Early History of the City of Bastrop
Long before white men arrived, this region was inhabited by Tonkawa and Comanche Indians. In 1691 the first Spanish explorers crossed this territory en route to east Texas. From their route, parts of “El Camino Real” (the King's Highway) were blazed, thus placing Bastrop on a major early travel artery.
Because El Camino Real crossed the Colorado River here, this was a strategic spot. In 1805 the Fort “Puesta del Colorado” and accompanying community were founded here to protect commerce on the road. In 1825 this area became “Mina,” one of the first settlements in the colony of Stephen F. Austin. It was named for revolutionary leader Xavier Mina.
In the years that followed, many members of its first 100 families served in the Texas Revolution (1836), the Mexican War (1846-1848), and were active in political life in the Republic and State of Texas.
In 1837 when the town incorporated, the name was changed to “Bastrop” to honor the Baron de Bastrop, influential early land agent and statesman. The city was also designated county seat in 1837.
Erected 1968 by State Historical Survey Committee. (Marker Number 9151.)
Topics and series. This historical marker is listed in these topic lists: Native Americans • Roads & Vehicles • Settlements & Settlers • War, Texas Independence. In addition, it is included in the El Camino Real de los Tejas National Historic Trail series list. A significant historical year for this entry is 1691.

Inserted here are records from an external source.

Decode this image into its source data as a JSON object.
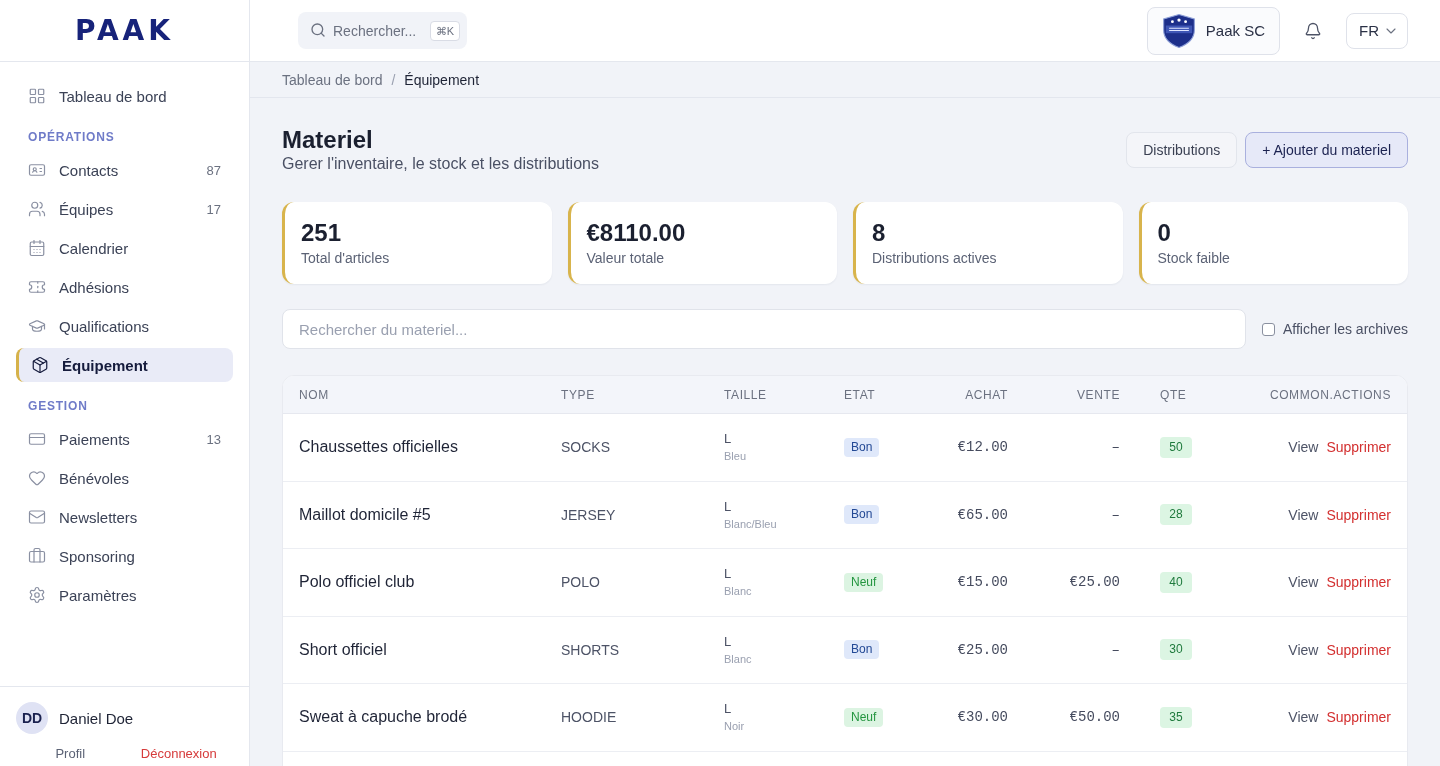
{
  "sidebar": {
    "logo": "PAAK",
    "groups": [
      {
        "items": [
          {
            "label": "Tableau de bord",
            "selected": false
          }
        ]
      },
      {
        "heading": "OPÉRATIONS",
        "items": [
          {
            "label": "Contacts",
            "count": "87",
            "selected": false
          },
          {
            "label": "Équipes",
            "count": "17",
            "selected": false
          },
          {
            "label": "Calendrier",
            "selected": false
          },
          {
            "label": "Adhésions",
            "selected": false
          },
          {
            "label": "Qualifications",
            "selected": false
          },
          {
            "label": "Équipement",
            "selected": true
          }
        ]
      },
      {
        "heading": "GESTION",
        "items": [
          {
            "label": "Paiements",
            "count": "13",
            "selected": false
          },
          {
            "label": "Bénévoles",
            "selected": false
          },
          {
            "label": "Newsletters",
            "selected": false
          },
          {
            "label": "Sponsoring",
            "selected": false
          },
          {
            "label": "Paramètres",
            "selected": false
          }
        ]
      }
    ],
    "user": {
      "initials": "DD",
      "name": "Daniel Doe",
      "links": [
        {
          "label": "Profil",
          "kind": "normal"
        },
        {
          "label": "Déconnexion",
          "kind": "danger"
        }
      ]
    }
  },
  "topbar": {
    "search": {
      "placeholder": "Rechercher...",
      "shortcut": "⌘K"
    },
    "club": "Paak SC",
    "language": "FR"
  },
  "breadcrumb": {
    "separator": "/",
    "items": [
      {
        "label": "Tableau de bord",
        "current": false
      },
      {
        "label": "Équipement",
        "current": true
      }
    ]
  },
  "page": {
    "title": "Materiel",
    "subtitle": "Gerer l'inventaire, le stock et les distributions",
    "actions": [
      {
        "label": "Distributions",
        "kind": "secondary"
      },
      {
        "label": "+ Ajouter du materiel",
        "kind": "primary"
      }
    ]
  },
  "stats": [
    {
      "value": "251",
      "label": "Total d'articles"
    },
    {
      "value": "€8110.00",
      "label": "Valeur totale"
    },
    {
      "value": "8",
      "label": "Distributions actives"
    },
    {
      "value": "0",
      "label": "Stock faible"
    }
  ],
  "filters": {
    "search_placeholder": "Rechercher du materiel...",
    "show_archives": {
      "label": "Afficher les archives",
      "checked": false
    }
  },
  "table": {
    "columns": [
      "NOM",
      "TYPE",
      "TAILLE",
      "ETAT",
      "ACHAT",
      "VENTE",
      "QTE",
      "COMMON.ACTIONS"
    ],
    "rows": [
      {
        "name": "Chaussettes officielles",
        "type": "SOCKS",
        "size": "L",
        "variant": "Bleu",
        "condition": {
          "label": "Bon",
          "color": "#dfe8fa"
        },
        "purchase": "€12.00",
        "sale": "–",
        "quantity": "50",
        "actions": [
          {
            "label": "View",
            "kind": "normal"
          },
          {
            "label": "Supprimer",
            "kind": "danger"
          }
        ]
      },
      {
        "name": "Maillot domicile #5",
        "type": "JERSEY",
        "size": "L",
        "variant": "Blanc/Bleu",
        "condition": {
          "label": "Bon",
          "color": "#dfe8fa"
        },
        "purchase": "€65.00",
        "sale": "–",
        "quantity": "28",
        "actions": [
          {
            "label": "View",
            "kind": "normal"
          },
          {
            "label": "Supprimer",
            "kind": "danger"
          }
        ]
      },
      {
        "name": "Polo officiel club",
        "type": "POLO",
        "size": "L",
        "variant": "Blanc",
        "condition": {
          "label": "Neuf",
          "color": "#dcf4e2"
        },
        "purchase": "€15.00",
        "sale": "€25.00",
        "quantity": "40",
        "actions": [
          {
            "label": "View",
            "kind": "normal"
          },
          {
            "label": "Supprimer",
            "kind": "danger"
          }
        ]
      },
      {
        "name": "Short officiel",
        "type": "SHORTS",
        "size": "L",
        "variant": "Blanc",
        "condition": {
          "label": "Bon",
          "color": "#dfe8fa"
        },
        "purchase": "€25.00",
        "sale": "–",
        "quantity": "30",
        "actions": [
          {
            "label": "View",
            "kind": "normal"
          },
          {
            "label": "Supprimer",
            "kind": "danger"
          }
        ]
      },
      {
        "name": "Sweat à capuche brodé",
        "type": "HOODIE",
        "size": "L",
        "variant": "Noir",
        "condition": {
          "label": "Neuf",
          "color": "#dcf4e2"
        },
        "purchase": "€30.00",
        "sale": "€50.00",
        "quantity": "35",
        "actions": [
          {
            "label": "View",
            "kind": "normal"
          },
          {
            "label": "Supprimer",
            "kind": "danger"
          }
        ]
      }
    ]
  }
}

Location. 30° 6.641′ N, 97° 17.613′ W. Marker is in Bastrop, Texas, in Bastrop County. Marker is at the intersection of Loop State Highway 150 and Park Road 1, on the right when traveling west on State Highway 150. Located at the entrance to Bastrop State Park. Touch for map. Marker is at or near this postal address: 100 Park Road 1A, Bastrop TX 78602, United States of America. Touch for directions.
Other nearby markers. At least 8 other markers are within 2 miles of this marker, measured as the crow flies. Lost Pines of Texas (within shouting distance of this marker); The Gotier Trace (within shouting distance of this marker); Bastrop County (about 400 feet away, measured in a direct line); Felipe Entrique Neri, Baron De Bastrop (approx. 0.6 miles away); War Babies (approx. 0.8 miles away); Fairview CemeteryThomas H. Mays (approx. 1.3 miles away); Home Town of Texas Confederate Major Joseph D. Sayers (approx. 1.4 miles away). Touch for a list and map of all markers in Bastrop.
Credits. This page was last revised on October 28, 2020. It was originally submitted on August 10, 2014, by Michael Heinich of Austin, Texas. This page has been viewed 593 times since then and 10 times this year. Last updated on November 26, 2018, by Brian Anderson of Kingwood, Texas. Photos: 1, 2. submitted on August 10, 2014, by Michael Heinich of Austin, Texas. 3. submitted on April 22, 2015, by Richard Denney of Austin, Texas. • Bernard Fisher was the editor who published this page.